I am very pleased to have concluded my longer than expected theatre-going hiatus. The recipient of show #46 honors was LITTLE FOXES at the University of Delaware Rep in Newark. I became familiar with this play last year when considering it as part of a show production research project. My mother also recalls seeing a 1967 revival in New York City, featuring Anne Bancroft in the central role of Regina. This production concluded a three week run as the Rep’s season opener, and seems to have been well received by the (seemingly) supportive local audiences. As a well-traveled theatregoer, I was most impressed by the physical surroundings. The theatre itself is nestled in a gorgeous performance hall that is like the best possible melding of boarding school, Broadway and West End performance venues. The set design, showcased in the company’s YouTube trailer below, also reflected this standard of elegance.
On to the production itself. What seemed most notable to me, somewhat unusually, was the high standard of direction. Several scenes were played very far upstage, playing with audience expectations of storytelling and drama. In at least three cases, the curtain or an onstage door opened on to an already in progress scene. Several moments of silence extended just long enough for me to wonder if it was a case of line-forgetting, and then be pleased that it was in fact a deliberate pacing choice. The actors, nearly all of whom are resident artists at UD, seemed to play off their knowledge and experience with each other.
Two performances stood out amongst the ensemble, although no one in the group could be listed above the other… they all worked together as equals. I found Carine Montbertrand as Birdie to be the most intriguing, giving surprising depth to what initially seems to be a stock character. In a similar vein, Erin Partin as Alexandra believably matured over the course of the play. I noticed myself dismissing her as an over-eager character in the first act, and later reflecting on how she is left alone at the end as the roles shift. This isn’t meant to forget Elizabeth Helfin’s notable work as Regina, with an impervious air about her and clear command of her scenes.
On a side note, all of the Rep company members are pictured in the program “as their real selves” in a pleasingly informal group portrait that made me recall British theatre programs with their snapshots of rehearsals in action and/or the cast and crew hanging out at the bar, defining ensemble.

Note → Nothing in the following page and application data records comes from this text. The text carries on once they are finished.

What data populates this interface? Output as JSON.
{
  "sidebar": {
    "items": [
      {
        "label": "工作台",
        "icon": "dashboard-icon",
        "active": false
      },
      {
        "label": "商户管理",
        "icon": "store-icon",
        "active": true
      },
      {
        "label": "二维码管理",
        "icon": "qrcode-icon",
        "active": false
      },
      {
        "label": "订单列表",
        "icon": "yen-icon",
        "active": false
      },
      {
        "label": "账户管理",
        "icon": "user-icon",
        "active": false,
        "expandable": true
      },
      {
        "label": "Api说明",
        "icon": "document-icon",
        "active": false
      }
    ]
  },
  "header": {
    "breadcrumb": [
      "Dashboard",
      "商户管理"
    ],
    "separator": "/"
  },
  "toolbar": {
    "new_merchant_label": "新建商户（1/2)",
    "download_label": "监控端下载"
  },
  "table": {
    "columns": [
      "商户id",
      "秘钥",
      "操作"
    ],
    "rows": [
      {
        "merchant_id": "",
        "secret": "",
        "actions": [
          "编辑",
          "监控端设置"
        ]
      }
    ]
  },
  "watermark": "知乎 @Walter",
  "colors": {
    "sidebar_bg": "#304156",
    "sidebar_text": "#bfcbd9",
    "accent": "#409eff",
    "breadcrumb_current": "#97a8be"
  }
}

I’ll definitely be back in the audience next month when the Rep brings in Noises Off.